* [Problem to solve]
Word for word, retype the records below.

(Excerpts from an interface dataset)
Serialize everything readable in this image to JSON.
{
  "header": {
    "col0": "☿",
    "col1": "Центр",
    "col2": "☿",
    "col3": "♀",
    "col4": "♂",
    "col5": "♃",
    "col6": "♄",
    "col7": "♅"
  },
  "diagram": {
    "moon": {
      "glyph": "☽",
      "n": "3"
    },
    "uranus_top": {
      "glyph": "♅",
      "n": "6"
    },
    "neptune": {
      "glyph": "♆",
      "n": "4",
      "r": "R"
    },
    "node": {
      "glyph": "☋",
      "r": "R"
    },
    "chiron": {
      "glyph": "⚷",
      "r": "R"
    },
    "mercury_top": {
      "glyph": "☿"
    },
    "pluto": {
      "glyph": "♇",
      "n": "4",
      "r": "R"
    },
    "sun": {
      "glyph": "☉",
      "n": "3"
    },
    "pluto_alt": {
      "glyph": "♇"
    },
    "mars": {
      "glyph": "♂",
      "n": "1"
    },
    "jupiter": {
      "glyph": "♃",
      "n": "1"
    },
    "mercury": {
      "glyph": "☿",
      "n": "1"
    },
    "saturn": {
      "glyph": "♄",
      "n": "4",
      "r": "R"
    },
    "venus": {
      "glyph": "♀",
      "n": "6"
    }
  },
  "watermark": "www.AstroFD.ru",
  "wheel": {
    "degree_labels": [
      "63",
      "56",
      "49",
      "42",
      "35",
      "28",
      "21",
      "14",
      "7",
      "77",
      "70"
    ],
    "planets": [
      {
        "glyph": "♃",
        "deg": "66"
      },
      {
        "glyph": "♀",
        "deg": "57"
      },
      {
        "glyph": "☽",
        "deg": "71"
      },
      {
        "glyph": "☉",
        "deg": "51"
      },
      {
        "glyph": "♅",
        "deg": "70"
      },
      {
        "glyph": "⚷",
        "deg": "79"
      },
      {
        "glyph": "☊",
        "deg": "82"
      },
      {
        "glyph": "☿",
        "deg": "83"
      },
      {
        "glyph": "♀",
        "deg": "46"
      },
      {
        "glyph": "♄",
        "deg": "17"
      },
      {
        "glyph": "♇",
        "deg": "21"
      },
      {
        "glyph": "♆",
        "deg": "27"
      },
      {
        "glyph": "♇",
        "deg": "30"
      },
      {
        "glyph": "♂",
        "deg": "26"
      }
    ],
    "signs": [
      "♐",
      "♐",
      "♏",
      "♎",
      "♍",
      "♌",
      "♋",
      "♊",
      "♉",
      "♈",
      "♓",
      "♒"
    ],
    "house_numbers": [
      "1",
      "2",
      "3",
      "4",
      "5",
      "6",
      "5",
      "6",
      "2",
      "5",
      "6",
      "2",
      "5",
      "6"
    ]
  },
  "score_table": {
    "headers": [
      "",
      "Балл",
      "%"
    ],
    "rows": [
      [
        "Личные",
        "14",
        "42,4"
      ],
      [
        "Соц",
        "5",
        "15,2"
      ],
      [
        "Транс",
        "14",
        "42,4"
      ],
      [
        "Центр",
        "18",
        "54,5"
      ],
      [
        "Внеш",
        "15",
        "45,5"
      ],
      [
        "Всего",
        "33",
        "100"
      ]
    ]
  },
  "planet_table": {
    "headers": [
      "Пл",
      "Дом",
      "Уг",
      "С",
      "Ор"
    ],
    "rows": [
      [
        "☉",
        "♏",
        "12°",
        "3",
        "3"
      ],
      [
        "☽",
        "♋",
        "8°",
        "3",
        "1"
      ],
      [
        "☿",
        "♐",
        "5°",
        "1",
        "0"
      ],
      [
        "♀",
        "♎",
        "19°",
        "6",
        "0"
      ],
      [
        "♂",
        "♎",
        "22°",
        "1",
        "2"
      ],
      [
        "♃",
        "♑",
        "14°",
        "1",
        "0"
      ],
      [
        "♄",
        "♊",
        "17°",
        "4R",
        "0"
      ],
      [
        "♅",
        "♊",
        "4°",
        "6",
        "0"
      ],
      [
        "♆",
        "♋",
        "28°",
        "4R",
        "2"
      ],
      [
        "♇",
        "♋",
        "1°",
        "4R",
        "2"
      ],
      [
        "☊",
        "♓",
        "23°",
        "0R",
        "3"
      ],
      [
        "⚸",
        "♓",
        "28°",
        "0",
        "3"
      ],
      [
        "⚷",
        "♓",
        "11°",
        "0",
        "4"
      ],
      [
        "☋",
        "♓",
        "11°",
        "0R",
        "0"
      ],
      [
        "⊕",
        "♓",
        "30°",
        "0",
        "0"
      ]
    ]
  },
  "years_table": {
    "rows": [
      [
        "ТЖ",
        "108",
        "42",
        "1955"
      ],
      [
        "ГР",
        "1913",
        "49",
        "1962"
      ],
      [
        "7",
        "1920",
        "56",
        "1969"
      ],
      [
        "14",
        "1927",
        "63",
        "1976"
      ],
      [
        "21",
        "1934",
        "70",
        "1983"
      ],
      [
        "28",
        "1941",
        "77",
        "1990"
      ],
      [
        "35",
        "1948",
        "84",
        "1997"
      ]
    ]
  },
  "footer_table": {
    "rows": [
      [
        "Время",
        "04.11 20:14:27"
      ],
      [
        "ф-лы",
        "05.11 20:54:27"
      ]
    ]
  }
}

* [Solution to the problem]
Serialize everything readable in this image to JSON.
{
  "header": {
    "col0": "☿",
    "col1": "Центр",
    "col2": "☿",
    "col3": "♀",
    "col4": "♂",
    "col5": "♃",
    "col6": "♄",
    "col7": "♅"
  },
  "diagram": {
    "moon": {
      "glyph": "☽",
      "n": "3"
    },
    "uranus_top": {
      "glyph": "♅",
      "n": "6"
    },
    "neptune": {
      "glyph": "♆",
      "n": "4",
      "r": "R"
    },
    "node": {
      "glyph": "☋",
      "r": "R"
    },
    "chiron": {
      "glyph": "⚷",
      "r": "R"
    },
    "mercury_top": {
      "glyph": "☿"
    },
    "pluto": {
      "glyph": "♇",
      "n": "4",
      "r": "R"
    },
    "sun": {
      "glyph": "☉",
      "n": "3"
    },
    "pluto_alt": {
      "glyph": "♇"
    },
    "mars": {
      "glyph": "♂",
      "n": "1"
    },
    "jupiter": {
      "glyph": "♃",
      "n": "1"
    },
    "mercury": {
      "glyph": "☿",
      "n": "1"
    },
    "saturn": {
      "glyph": "♄",
      "n": "4",
      "r": "R"
    },
    "venus": {
      "glyph": "♀",
      "n": "6"
    }
  },
  "watermark": "www.AstroFD.ru",
  "wheel": {
    "degree_labels": [
      "63",
      "56",
      "49",
      "42",
      "35",
      "28",
      "21",
      "14",
      "7",
      "77",
      "70"
    ],
    "planets": [
      {
        "glyph": "♃",
        "deg": "66"
      },
      {
        "glyph": "♀",
        "deg": "57"
      },
      {
        "glyph": "☽",
        "deg": "71"
      },
      {
        "glyph": "☉",
        "deg": "51"
      },
      {
        "glyph": "♅",
        "deg": "70"
      },
      {
        "glyph": "⚷",
        "deg": "79"
      },
      {
        "glyph": "☊",
        "deg": "82"
      },
      {
        "glyph": "☿",
        "deg": "83"
      },
      {
        "glyph": "♀",
        "deg": "46"
      },
      {
        "glyph": "♄",
        "deg": "17"
      },
      {
        "glyph": "♇",
        "deg": "21"
      },
      {
        "glyph": "♆",
        "deg": "27"
      },
      {
        "glyph": "♇",
        "deg": "30"
      },
      {
        "glyph": "♂",
        "deg": "26"
      }
    ],
    "signs": [
      "♐",
      "♐",
      "♏",
      "♎",
      "♍",
      "♌",
      "♋",
      "♊",
      "♉",
      "♈",
      "♓",
      "♒"
    ],
    "house_numbers": [
      "1",
      "2",
      "3",
      "4",
      "5",
      "6",
      "5",
      "6",
      "2",
      "5",
      "6",
      "2",
      "5",
      "6"
    ]
  },
  "score_table": {
    "headers": [
      "",
      "Балл",
      "%"
    ],
    "rows": [
      [
        "Личные",
        "14",
        "42,4"
      ],
      [
        "Соц",
        "5",
        "15,2"
      ],
      [
        "Транс",
        "14",
        "42,4"
      ],
      [
        "Центр",
        "18",
        "54,5"
      ],
      [
        "Внеш",
        "15",
        "45,5"
      ],
      [
        "Всего",
        "33",
        "100"
      ]
    ]
  },
  "planet_table": {
    "headers": [
      "Пл",
      "Дом",
      "Уг",
      "С",
      "Ор"
    ],
    "rows": [
      [
        "☉",
        "♏",
        "12°",
        "3",
        "3"
      ],
      [
        "☽",
        "♋",
        "8°",
        "3",
        "1"
      ],
      [
        "☿",
        "♐",
        "5°",
        "1",
        "0"
      ],
      [
        "♀",
        "♎",
        "19°",
        "6",
        "0"
      ],
      [
        "♂",
        "♎",
        "22°",
        "1",
        "2"
      ],
      [
        "♃",
        "♑",
        "14°",
        "1",
        "0"
      ],
      [
        "♄",
        "♊",
        "17°",
        "4R",
        "0"
      ],
      [
        "♅",
        "♊",
        "4°",
        "6",
        "0"
      ],
      [
        "♆",
        "♋",
        "28°",
        "4R",
        "2"
      ],
      [
        "♇",
        "♋",
        "1°",
        "4R",
        "2"
      ],
      [
        "☊",
        "♓",
        "23°",
        "0R",
        "3"
      ],
      [
        "⚸",
        "♓",
        "28°",
        "0",
        "3"
      ],
      [
        "⚷",
        "♓",
        "11°",
        "0",
        "4"
      ],
      [
        "☋",
        "♓",
        "11°",
        "0R",
        "0"
      ],
      [
        "⊕",
        "♓",
        "30°",
        "0",
        "0"
      ]
    ]
  },
  "years_table": {
    "rows": [
      [
        "ТЖ",
        "108",
        "42",
        "1955"
      ],
      [
        "ГР",
        "1913",
        "49",
        "1962"
      ],
      [
        "7",
        "1920",
        "56",
        "1969"
      ],
      [
        "14",
        "1927",
        "63",
        "1976"
      ],
      [
        "21",
        "1934",
        "70",
        "1983"
      ],
      [
        "28",
        "1941",
        "77",
        "1990"
      ],
      [
        "35",
        "1948",
        "84",
        "1997"
      ]
    ]
  },
  "footer_table": {
    "rows": [
      [
        "Время",
        "04.11 20:14:27"
      ],
      [
        "ф-лы",
        "05.11 20:54:27"
      ]
    ]
  }
}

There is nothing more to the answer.